Having an older father has been linked to other conditions
The UK and US researchers examined data on 132,271 children and said those born to men over 40 were six times more at risk than those born to men under 30.
They said the study in Archives of General Psychiatry was further proof men also had "biological clocks".
One UK expert said the study could be important in understanding the genetic mechanisms underlying autism.
Autism and related conditions, known as autism spectrum disorders, have become increasingly common, affecting 50 in every 10,000 children as compared with five in 10,000 two decades ago.
Increased awareness and changes in the way the disorders are diagnosed are thought to play a major role in the increase, but the researchers say it may also be linked to other changing factors.
Older parental age has previously been linked to abnormalities in the brain development of children.
The researchers, from Mount Sinai School of Medicine, New York, and the Institute of Psychiatry at King's College London, looked at data on 132,271 children born in Israel during the 1980s.
All men, and three-quarters of women born in these years were assessed by the draft board at age 17, during which time any disorders were recorded.
The board also took information on the ages of their father and mother, and took into account factors such as year of birth and socioeconomic status.
Among those whose fathers were between 15 and 29 when they were born, the rate of autism was six in every 10,000, rising to nine in every 10,000 when fathers were aged 30 to 39 (1.6 times higher).
In the group whose fathers were aged 40 to 49, the rate rose to 32 in 10,000 (5.75 times higher).
The rate appeared to be even higher when fathers were aged over 50, but the researchers said the sample size was very small.
The mother's age did not appear to influence the chances a child would have autism.
The researchers suggest there may be a genetic fault which is more common with age.
This might be spontaneous mutations in sperm-producing cells or alterations in genetic "imprinting," which affects gene expression.
The team, led by Dr Avi Reichenberg from the IoP, said: "It is important to keep in mind that age at paternity is influenced by the socio-cultural environment and varies across societies and over time.

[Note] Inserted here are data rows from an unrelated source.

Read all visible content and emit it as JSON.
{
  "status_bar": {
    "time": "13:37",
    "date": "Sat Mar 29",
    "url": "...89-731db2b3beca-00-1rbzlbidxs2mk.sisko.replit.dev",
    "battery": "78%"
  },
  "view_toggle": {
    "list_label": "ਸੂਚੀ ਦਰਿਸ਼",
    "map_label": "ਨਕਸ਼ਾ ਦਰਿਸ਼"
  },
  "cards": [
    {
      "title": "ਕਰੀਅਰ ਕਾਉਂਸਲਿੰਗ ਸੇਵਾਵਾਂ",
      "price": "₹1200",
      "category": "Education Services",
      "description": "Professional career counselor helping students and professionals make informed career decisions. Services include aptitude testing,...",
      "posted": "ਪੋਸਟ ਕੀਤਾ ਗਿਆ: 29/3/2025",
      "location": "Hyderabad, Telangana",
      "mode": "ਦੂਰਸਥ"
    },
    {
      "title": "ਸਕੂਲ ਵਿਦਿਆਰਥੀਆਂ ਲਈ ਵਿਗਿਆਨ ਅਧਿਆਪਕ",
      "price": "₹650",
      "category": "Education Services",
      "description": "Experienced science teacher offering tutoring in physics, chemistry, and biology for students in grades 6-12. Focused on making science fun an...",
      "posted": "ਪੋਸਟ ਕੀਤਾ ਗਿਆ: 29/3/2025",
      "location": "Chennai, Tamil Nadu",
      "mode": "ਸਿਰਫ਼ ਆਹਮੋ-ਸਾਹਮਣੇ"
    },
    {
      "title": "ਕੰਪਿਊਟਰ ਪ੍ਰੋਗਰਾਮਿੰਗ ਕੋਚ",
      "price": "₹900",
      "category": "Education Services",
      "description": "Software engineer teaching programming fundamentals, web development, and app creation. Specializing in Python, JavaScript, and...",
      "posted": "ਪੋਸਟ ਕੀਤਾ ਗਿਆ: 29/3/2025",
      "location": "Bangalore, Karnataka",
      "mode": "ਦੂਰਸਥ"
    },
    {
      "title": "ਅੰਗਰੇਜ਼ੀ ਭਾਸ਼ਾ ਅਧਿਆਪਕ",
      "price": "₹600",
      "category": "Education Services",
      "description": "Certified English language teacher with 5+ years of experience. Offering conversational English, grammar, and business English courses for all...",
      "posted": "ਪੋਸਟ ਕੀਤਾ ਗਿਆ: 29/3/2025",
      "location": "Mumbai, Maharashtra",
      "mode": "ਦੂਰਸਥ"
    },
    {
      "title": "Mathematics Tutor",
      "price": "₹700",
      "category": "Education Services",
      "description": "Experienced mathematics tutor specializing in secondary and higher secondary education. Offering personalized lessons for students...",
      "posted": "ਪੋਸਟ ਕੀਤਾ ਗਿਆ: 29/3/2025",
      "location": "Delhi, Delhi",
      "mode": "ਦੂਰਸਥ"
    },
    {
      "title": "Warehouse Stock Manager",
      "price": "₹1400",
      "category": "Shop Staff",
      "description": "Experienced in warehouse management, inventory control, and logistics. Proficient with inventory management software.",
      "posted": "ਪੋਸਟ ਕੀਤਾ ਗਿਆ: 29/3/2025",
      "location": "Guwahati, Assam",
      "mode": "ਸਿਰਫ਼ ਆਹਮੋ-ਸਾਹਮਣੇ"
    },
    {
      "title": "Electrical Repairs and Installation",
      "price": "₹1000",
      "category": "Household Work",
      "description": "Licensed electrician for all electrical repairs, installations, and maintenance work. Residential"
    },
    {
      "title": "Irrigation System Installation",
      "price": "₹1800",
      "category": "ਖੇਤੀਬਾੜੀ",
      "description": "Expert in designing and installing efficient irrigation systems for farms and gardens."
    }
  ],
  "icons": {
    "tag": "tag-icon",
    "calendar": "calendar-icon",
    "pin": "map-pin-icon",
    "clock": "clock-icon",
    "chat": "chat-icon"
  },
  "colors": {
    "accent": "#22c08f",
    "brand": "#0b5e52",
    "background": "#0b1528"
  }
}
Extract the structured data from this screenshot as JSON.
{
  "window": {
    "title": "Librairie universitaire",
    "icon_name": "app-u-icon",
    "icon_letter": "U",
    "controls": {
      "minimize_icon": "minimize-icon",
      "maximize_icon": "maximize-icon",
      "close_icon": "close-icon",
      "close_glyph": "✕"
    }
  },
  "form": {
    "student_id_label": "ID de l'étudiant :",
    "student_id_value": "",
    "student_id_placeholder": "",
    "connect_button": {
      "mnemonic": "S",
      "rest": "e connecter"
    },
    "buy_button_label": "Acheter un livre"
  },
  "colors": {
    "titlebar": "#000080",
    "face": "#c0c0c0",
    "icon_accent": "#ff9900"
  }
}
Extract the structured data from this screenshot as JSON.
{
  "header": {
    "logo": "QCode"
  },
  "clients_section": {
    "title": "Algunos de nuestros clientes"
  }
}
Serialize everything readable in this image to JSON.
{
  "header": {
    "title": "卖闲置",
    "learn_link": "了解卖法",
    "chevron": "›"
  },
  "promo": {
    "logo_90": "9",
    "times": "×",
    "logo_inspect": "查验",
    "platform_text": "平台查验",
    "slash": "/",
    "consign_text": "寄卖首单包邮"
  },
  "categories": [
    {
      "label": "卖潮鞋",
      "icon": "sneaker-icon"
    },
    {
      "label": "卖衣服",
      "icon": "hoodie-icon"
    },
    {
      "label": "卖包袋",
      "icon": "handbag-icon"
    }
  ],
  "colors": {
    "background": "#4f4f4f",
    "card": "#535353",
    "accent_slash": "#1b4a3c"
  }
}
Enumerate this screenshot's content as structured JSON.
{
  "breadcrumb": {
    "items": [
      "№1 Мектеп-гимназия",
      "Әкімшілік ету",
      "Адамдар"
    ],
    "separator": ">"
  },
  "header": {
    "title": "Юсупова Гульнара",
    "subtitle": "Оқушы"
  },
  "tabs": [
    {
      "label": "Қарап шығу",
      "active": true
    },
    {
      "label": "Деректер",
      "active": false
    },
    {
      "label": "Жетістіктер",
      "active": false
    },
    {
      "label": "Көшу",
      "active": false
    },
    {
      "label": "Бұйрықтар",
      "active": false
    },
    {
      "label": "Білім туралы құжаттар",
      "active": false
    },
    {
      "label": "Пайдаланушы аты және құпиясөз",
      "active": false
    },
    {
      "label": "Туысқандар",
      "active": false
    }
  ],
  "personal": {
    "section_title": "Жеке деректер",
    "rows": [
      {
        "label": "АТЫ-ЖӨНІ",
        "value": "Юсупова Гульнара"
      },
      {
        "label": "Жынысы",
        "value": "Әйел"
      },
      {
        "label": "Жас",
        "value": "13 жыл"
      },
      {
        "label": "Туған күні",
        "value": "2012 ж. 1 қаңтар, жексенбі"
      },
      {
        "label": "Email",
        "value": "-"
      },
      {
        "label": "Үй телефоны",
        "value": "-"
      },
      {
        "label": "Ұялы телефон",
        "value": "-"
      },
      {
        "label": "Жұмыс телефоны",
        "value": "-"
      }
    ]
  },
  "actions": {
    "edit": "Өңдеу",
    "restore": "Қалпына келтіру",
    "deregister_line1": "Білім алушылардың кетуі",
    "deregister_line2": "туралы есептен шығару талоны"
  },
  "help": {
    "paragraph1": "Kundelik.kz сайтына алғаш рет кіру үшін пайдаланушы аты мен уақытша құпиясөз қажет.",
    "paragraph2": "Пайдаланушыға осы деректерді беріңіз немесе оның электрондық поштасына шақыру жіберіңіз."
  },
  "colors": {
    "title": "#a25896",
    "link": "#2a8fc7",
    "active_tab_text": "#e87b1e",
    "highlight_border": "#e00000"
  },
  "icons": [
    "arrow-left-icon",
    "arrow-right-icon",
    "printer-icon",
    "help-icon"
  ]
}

"In a given population, a change in the socio-cultural environment could produce a change in paternal age at birth.
"In theory, it could thereby lead to a change in the incidence of genetic causes of autism."
He added: "Although further work is necessary to confirm this interpretation, we believe that our study provides the first convincing evidence that advanced paternal age is a risk factor for autism spectrum disorder."
Professor Simon Baron Cohen, of the Autism Research Centre in Cambridge, said: "The finding of a significant association with advancing paternal age is one that should be straightforward to test in other samples, to see if this result from a purely Israeli sample generalises to other populations.
"If confirmed, it could have important implications for the genetic mechanisms underlying autism."